**Exercise aim**
From the entries below, work out the number of lines that hold the word "this", and give that number alone.

··· Input data ···

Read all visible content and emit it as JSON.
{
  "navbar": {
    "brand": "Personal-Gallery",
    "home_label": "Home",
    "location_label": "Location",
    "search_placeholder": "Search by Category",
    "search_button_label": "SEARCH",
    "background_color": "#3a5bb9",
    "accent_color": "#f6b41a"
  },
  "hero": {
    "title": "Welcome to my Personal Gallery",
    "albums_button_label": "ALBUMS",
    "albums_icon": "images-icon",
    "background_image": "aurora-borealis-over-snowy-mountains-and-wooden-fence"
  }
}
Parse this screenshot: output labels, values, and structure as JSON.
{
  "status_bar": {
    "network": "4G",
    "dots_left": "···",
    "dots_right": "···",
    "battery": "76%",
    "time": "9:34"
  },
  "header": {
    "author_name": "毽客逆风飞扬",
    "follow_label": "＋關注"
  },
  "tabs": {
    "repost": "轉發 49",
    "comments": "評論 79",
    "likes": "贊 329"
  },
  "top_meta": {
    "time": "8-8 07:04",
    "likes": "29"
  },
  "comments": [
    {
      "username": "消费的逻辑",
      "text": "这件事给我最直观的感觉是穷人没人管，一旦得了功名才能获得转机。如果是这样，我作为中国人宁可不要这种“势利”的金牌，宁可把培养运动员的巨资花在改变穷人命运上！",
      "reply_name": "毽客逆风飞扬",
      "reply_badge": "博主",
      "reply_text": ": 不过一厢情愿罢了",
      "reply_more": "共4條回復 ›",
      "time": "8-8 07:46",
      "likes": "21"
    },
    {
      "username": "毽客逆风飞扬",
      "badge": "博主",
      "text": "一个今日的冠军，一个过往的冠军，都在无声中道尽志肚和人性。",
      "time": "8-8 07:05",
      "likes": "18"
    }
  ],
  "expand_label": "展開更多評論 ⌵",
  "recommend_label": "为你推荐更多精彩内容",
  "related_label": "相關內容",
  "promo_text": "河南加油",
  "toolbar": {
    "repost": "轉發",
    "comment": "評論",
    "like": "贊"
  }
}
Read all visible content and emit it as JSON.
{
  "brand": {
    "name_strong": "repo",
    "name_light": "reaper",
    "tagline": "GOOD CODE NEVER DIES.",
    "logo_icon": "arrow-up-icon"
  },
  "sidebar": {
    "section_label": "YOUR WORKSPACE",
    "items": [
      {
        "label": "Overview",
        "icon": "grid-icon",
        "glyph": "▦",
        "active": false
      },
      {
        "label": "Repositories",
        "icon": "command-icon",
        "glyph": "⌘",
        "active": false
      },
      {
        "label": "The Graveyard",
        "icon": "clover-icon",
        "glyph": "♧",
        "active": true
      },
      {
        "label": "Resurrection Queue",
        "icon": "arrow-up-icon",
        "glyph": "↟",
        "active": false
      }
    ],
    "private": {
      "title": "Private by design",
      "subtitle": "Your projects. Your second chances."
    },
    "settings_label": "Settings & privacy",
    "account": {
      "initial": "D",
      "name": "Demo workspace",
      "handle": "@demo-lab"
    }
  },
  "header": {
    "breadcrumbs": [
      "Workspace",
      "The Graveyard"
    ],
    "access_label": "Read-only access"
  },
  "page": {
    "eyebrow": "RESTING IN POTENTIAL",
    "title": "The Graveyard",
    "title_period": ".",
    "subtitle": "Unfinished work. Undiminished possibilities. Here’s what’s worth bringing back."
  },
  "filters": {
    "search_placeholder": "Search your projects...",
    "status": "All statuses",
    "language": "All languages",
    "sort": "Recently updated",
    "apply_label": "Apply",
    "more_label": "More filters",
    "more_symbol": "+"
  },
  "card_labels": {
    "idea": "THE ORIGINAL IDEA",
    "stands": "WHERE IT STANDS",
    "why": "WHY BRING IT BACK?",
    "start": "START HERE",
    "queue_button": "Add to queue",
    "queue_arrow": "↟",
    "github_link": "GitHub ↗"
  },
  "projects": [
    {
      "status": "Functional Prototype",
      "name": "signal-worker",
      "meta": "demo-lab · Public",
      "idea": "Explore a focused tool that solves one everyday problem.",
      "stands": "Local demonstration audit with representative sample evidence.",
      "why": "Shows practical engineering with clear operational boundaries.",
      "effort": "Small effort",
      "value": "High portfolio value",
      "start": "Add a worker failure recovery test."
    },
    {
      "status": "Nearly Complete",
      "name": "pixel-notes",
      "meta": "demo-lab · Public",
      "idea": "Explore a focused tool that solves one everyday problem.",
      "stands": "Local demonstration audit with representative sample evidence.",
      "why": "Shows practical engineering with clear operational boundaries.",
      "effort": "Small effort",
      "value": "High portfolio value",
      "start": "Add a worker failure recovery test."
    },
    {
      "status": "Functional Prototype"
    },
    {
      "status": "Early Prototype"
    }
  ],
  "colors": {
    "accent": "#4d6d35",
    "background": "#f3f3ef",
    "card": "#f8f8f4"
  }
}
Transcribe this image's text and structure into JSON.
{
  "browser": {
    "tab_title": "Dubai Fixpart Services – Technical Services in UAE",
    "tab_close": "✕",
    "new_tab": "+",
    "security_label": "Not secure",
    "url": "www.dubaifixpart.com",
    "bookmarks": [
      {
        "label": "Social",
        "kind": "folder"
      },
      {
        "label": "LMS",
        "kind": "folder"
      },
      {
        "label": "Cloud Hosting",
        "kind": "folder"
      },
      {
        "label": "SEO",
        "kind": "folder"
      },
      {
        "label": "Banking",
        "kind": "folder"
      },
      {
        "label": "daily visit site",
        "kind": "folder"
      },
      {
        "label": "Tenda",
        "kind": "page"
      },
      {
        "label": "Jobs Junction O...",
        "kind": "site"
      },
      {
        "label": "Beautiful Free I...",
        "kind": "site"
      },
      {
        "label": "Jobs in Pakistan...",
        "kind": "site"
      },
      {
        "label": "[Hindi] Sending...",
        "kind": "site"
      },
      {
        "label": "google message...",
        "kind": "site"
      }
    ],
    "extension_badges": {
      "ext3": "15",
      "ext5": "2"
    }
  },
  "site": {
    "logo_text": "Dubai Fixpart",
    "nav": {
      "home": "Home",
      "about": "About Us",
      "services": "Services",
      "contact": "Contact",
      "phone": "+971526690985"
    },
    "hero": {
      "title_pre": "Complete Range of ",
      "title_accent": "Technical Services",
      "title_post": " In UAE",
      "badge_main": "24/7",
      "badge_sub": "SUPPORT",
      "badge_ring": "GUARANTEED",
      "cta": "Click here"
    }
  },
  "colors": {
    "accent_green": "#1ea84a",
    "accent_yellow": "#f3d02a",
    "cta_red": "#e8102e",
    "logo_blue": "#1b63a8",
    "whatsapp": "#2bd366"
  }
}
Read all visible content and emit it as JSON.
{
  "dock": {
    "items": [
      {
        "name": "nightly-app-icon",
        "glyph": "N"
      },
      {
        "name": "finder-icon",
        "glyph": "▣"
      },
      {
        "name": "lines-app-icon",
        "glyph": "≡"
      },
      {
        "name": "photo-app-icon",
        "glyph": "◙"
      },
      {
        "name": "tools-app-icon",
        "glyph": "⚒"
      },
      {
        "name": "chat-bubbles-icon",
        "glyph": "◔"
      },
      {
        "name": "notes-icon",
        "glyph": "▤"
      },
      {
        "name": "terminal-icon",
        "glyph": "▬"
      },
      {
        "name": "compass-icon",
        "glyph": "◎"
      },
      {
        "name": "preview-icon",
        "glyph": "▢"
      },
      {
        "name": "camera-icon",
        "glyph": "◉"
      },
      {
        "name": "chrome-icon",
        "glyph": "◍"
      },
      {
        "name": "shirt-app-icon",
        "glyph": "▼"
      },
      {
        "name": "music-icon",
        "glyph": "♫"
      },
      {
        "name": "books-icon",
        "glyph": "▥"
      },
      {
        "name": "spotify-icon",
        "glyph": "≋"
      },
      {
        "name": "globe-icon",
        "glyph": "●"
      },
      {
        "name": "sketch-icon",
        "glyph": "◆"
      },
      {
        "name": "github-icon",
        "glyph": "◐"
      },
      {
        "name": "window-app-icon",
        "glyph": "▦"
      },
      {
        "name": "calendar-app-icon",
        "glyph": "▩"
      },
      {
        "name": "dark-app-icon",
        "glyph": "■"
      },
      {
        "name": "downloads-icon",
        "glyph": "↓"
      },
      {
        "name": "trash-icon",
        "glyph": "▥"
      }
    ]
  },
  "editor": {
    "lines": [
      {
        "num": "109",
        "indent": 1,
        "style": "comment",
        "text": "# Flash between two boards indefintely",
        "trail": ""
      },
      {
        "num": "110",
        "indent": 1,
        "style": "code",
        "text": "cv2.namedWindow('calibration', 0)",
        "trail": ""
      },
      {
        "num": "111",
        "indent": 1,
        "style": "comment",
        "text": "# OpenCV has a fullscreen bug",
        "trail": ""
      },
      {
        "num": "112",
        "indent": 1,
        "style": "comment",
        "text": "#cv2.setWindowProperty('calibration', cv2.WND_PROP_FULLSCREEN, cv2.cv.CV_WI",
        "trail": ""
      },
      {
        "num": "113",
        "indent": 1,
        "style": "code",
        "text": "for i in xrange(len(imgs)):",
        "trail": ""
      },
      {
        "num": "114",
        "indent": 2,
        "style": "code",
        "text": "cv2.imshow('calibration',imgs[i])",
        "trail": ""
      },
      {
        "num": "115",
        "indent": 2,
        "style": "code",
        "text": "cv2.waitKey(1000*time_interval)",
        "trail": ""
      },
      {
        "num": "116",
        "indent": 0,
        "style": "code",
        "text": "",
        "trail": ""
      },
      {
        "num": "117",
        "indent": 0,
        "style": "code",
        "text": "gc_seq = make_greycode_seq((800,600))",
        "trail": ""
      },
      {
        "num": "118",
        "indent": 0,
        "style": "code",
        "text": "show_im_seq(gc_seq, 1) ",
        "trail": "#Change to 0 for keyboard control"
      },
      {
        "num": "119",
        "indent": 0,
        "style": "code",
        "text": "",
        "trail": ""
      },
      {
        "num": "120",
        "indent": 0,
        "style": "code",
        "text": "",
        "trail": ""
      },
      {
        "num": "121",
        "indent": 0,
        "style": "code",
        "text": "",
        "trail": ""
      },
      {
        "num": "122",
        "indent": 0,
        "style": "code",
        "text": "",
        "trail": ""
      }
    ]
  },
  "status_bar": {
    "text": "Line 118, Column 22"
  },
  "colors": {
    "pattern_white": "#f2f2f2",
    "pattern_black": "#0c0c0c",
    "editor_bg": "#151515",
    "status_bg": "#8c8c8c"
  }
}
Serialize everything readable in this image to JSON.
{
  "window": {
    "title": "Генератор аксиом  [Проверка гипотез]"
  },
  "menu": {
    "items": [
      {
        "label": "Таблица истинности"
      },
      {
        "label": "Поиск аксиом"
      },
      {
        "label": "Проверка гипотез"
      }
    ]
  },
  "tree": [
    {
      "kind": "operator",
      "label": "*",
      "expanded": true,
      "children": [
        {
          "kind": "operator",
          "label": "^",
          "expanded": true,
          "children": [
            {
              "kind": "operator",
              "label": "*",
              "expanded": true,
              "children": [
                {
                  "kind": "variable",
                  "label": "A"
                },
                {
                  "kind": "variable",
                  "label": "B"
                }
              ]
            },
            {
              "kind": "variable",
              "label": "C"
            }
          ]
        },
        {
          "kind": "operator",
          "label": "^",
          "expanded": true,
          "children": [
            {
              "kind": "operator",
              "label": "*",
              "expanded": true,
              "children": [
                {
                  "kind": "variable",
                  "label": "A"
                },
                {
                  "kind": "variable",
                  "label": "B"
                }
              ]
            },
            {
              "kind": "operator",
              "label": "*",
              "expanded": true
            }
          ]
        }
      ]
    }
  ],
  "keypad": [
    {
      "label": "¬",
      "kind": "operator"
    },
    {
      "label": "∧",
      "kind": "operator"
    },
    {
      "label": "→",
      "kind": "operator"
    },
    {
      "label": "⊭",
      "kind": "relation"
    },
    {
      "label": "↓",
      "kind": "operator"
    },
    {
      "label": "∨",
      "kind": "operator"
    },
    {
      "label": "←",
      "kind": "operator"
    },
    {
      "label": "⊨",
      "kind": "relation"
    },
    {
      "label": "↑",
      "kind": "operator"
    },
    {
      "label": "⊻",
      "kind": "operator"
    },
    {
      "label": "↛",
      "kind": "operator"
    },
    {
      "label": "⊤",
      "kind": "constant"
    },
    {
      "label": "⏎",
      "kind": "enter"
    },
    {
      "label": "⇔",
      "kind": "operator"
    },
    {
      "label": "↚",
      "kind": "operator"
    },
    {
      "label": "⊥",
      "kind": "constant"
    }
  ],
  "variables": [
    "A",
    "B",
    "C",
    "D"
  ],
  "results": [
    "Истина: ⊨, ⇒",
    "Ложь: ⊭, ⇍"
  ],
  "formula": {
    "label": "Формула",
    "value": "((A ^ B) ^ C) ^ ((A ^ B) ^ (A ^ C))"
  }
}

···

**Expected answer**
3